“Generations to come will look back on this day as a truly transformative moment in our country’s history. Not since the New Deal have we seen an Administration and Congress take such monumental action to address the needs of men and women, hard-working families, our seniors, children, economy, and more,” Rep. Speier said. “Today, Democrats delivered on all fronts. We’re expanding access to and reducing out-of-pocket costs for health care, child care, and family care while also fighting inflation. And we’re doing this by ensuring this transformative agenda is paid for by making big multinational corporations and the wealthiest pay their fair share, and also cracking down on tax cheats. Twenty million children ages 0 to 5 will now have access to child care—that’s a savings of over $5,000 per child, per year. More than 6 million 3- and 4-year-olds will have access to free, high-quality preschool, saving on average $8,600 per child, per year. Together, the bipartisan infrastructure bill and the Build Back Better Act will create an average of two million new jobs each year over the course of the decade.”
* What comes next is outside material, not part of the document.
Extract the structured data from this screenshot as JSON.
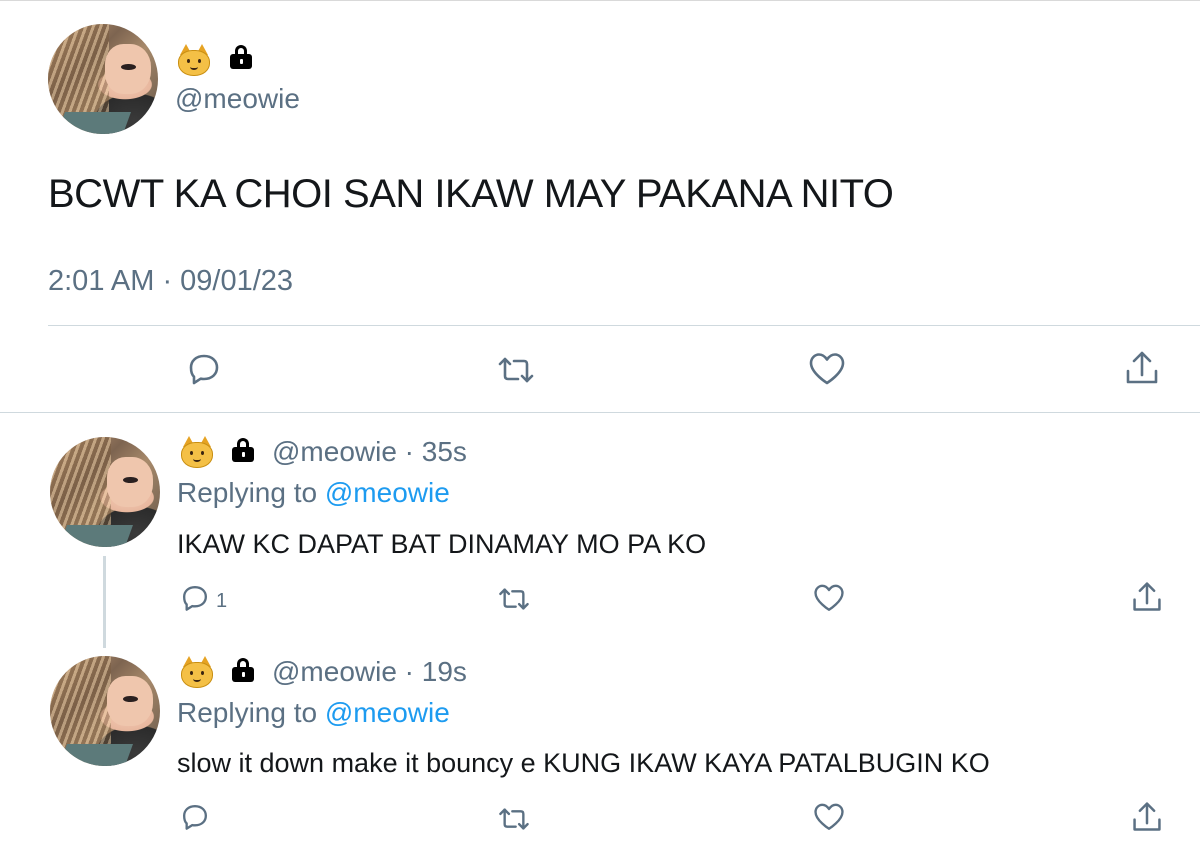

 “We’re making our largest ever investment to combat the climate crisis, which threatens the coastal communities I represent as well as the survival of current and future generations. We’re expanding Section 8 housing vouchers, establishing a new down-payment assistance fund for first-generation homebuyers, and expanding the low-income housing tax credit to help grow our affordable housing stock, another critical issue in my district. We’re doing what’s right for families by investing in critically-needed paid family and medical leave, ending the national embarrassment of being the only wealthy nation in the world without any paid leave—our European counterparts provide 22 weeks on average. We’re continuing the historic expansion of the Child Tax Credit, which has cut childhood poverty in half. And we’re finally addressing Congress’ longstanding failure to recognize the economic, social, and moral imperative of child care. Again, wealthy countries contribute an average of $14,000 per year for a toddler’s child care, compared with the U.S.’s paltry average of $500,” Rep. Speier said. “This is a true kitchen table relief bill. This is how we help parents return to the workforce, especially women whose workforce participation hasn’t been this low since 1988. This is how we ensure that children thrive and grow. This is how we boost the economy as it rebounds from the devastating financial blow of the pandemic. This is how we will build back better.”